* [SUPPLIED ENTRIES]:
####
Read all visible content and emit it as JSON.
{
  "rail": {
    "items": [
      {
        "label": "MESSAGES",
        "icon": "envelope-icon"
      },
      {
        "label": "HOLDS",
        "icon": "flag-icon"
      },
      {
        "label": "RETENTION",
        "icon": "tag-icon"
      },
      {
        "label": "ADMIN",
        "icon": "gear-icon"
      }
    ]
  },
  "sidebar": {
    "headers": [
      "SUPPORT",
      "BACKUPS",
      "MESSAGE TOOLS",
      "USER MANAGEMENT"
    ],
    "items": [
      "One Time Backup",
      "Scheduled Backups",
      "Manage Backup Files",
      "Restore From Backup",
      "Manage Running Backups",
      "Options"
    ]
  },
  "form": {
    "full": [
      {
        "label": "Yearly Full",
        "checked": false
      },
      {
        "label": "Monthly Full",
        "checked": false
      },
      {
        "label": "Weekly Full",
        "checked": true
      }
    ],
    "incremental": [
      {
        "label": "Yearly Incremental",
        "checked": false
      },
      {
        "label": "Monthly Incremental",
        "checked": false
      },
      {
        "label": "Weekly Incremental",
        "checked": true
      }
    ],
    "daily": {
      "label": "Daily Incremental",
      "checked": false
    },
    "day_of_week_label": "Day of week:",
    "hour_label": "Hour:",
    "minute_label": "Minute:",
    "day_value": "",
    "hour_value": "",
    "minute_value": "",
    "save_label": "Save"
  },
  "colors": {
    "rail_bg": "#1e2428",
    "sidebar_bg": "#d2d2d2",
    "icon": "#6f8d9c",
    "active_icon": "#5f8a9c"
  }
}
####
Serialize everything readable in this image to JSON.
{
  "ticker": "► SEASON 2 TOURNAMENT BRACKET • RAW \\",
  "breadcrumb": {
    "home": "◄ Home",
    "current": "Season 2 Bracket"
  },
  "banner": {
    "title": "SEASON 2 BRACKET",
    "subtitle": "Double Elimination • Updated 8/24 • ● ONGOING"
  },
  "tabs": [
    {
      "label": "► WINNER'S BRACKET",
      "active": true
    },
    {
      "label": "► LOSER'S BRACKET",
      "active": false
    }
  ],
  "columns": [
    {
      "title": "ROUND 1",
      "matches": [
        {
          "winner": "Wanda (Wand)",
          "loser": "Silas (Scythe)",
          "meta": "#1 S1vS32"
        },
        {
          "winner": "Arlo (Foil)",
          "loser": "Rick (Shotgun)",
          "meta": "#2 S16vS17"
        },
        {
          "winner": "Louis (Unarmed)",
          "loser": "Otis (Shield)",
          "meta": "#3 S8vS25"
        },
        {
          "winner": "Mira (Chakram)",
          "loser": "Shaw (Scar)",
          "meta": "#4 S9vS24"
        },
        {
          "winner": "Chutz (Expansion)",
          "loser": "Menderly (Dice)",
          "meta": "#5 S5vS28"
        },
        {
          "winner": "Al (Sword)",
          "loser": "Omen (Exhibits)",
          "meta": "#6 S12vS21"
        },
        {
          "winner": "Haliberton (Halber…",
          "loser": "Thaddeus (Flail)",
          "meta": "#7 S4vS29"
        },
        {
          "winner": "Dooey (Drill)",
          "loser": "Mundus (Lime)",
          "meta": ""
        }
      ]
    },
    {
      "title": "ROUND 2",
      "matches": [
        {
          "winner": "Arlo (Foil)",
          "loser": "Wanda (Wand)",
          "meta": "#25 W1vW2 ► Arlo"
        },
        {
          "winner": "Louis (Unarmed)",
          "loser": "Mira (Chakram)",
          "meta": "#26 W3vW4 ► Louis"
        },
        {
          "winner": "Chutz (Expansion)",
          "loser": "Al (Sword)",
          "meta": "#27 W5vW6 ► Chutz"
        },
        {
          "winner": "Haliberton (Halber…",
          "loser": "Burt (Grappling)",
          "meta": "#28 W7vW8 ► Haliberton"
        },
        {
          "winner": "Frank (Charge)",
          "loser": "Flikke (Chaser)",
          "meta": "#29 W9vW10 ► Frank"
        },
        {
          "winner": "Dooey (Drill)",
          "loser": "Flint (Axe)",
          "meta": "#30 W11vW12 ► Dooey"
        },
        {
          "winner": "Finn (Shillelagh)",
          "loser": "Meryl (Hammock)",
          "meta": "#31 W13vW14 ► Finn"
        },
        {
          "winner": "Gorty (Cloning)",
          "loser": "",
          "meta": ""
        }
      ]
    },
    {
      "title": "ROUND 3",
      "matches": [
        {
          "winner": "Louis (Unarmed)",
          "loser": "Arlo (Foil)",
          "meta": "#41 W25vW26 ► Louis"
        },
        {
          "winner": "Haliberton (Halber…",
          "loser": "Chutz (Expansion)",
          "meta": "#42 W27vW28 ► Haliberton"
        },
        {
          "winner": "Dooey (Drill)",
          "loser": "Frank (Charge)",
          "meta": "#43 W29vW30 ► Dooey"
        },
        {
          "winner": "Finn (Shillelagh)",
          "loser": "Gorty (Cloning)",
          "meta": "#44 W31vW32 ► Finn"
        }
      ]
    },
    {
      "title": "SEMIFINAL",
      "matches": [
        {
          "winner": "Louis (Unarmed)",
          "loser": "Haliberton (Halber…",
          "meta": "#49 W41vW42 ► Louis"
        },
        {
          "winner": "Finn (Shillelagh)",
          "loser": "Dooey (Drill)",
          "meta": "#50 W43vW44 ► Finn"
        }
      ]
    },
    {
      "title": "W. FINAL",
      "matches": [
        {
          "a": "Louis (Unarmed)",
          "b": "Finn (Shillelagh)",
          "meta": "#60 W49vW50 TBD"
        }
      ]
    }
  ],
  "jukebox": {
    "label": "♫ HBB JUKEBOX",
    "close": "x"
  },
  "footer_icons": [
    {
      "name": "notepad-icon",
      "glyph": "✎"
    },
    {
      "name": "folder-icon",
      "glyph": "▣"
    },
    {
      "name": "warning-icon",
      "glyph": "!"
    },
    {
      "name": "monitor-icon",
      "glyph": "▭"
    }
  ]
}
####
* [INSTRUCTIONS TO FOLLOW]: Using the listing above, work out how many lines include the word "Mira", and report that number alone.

* [SOLUTION FOR THIS TASK]: 2